# Limit of arithmetic mean

1. Oct 28, 2008

### JG89

1. The problem statement, all variables and given/known data

Prove if that if the limit of a_n = c as n approaches infinity, then the limit of o_n = c as n approaches infinity, where o_n is the arithmetic mean (a_1 + ... + a_n)/n

2. Relevant equations

I can't figure out how to bound it from below.

3. The attempt at a solution

Assuming that the terms go in ascending order, then a_n is the largest term in the numerator, and so o_n <= n(a_n)/n = a_n.

So I have it bounded above. But I can't figure out how to bound it below, such that the sequence which bounds it below converges to a_n as well. Help would be appreciated!

2. Oct 28, 2008

Try this. Select $$\epsilon > 0$$. Since the original sequence converges to $$c$$ there is an integer $$N_1$$ such that

$$|a_n - c | < \epsilon \quad \text{ for } n \ge N_1$$

Now, if $$m > N_1$$,

$$\left| \frac{a_1 + a_2 + \dots + a_{N_1} + a_{N_1+1} + \dots + a_m}{m} - c \right| \le \left|\frac{(a_1-c) + (a_2 - c) + \dots + (a_{N_1} - c)}{m}\right| + \left|\frac{(a_{N_1+1} - c) + \dots + (a_m - c)}{m} \right|$$

You can use the triangle inequality (repeatedly) on each of these two terms. Every piece from the second fraction can be bounded in relation to $$\epsilon$$, and since there are finitely many terms from the first piece, you can bound those.
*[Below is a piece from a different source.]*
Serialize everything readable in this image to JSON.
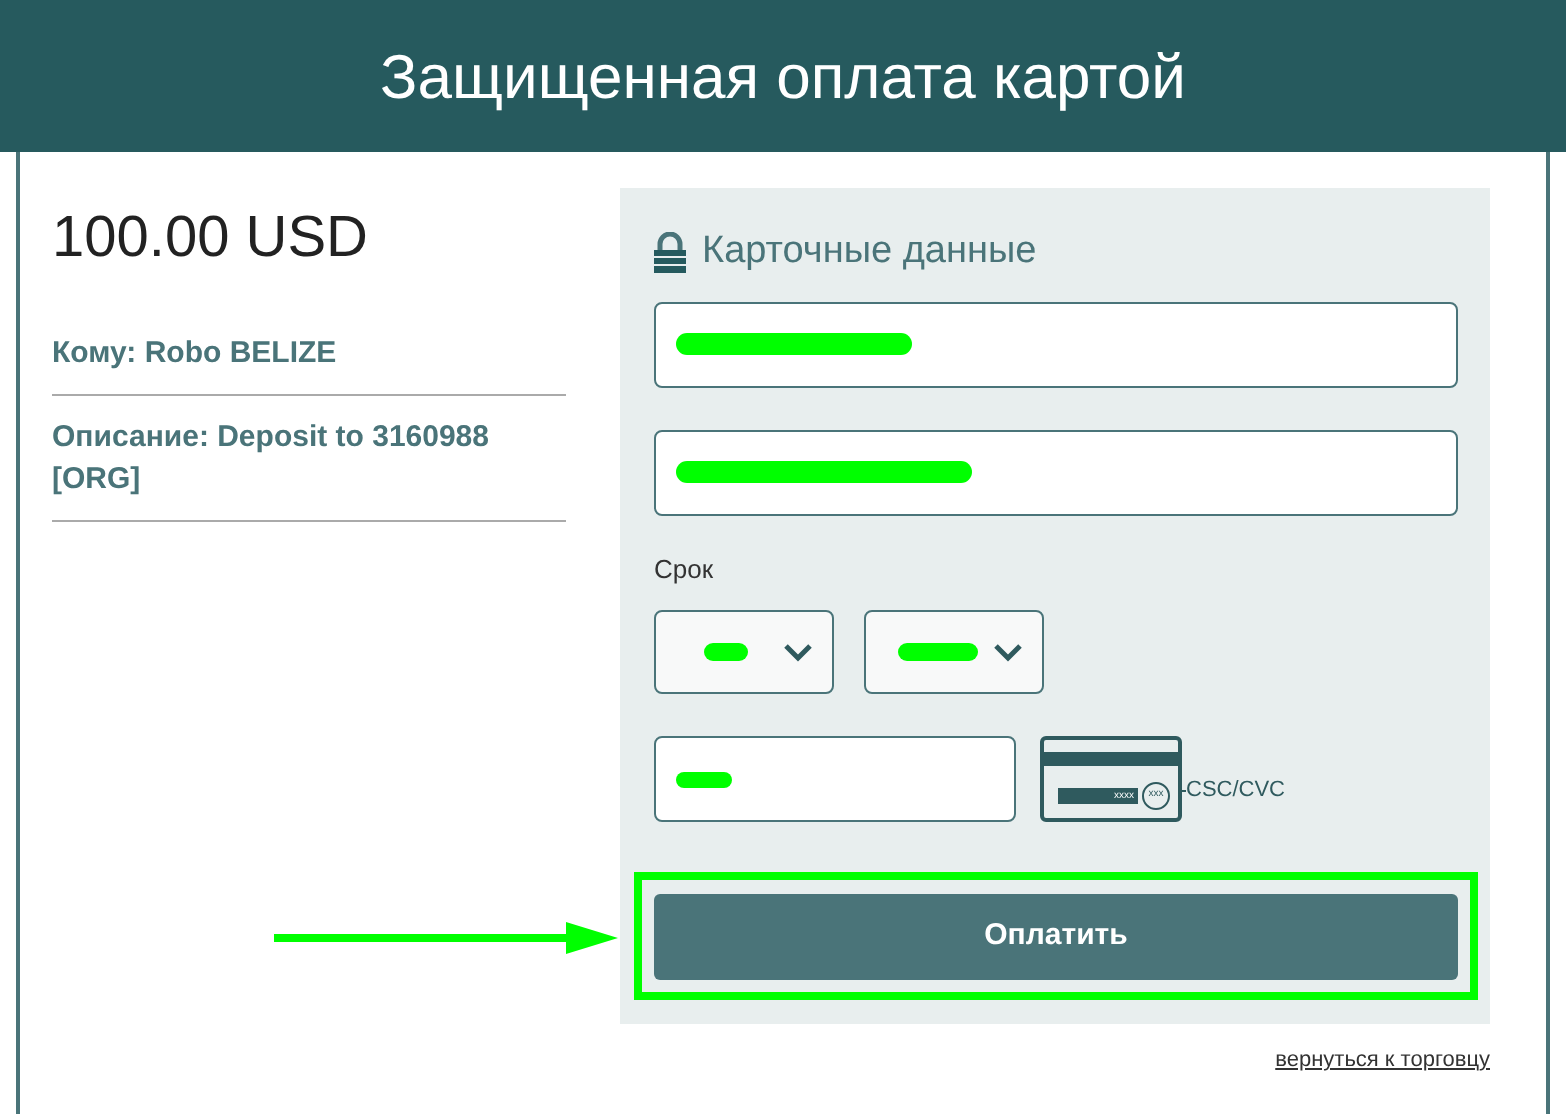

With a little though you should be able to show that, for $$m$$ big enough, $$\sigma_m$$ (the general term in the sum sequence) is within $$\epsilon$$ of $$c$$

3. Oct 28, 2008

### JG89

Ok. So let e denote epsilon.

I have

|(a_1 + .. + a_m)/m - c| <= |(a_1 - c)/m| + ... + |(a_m - c)/m| < |(a_1 - c)/m| + ... +

|(a_N1 - c)/m) + |m*e/m| = |(a_1 - c)/m| + ... + |(a_N1 - c)/m) + e. Now, assuming a_N1 is the largest term in the sequence a_1,...,a_N1, then, |(a_1 - c)/m| + ... + |(a_N1 - c)/m) + e
< |m(a_N1 - c)/m| + e = |a_N1 - c| + e. I know that for any n >= N1, |a_n - c| < e. So I know that |a_N1 - c| < e, so therefore |a_N1 - c| + e < e + e = 2e.

I'm stuck on that part now.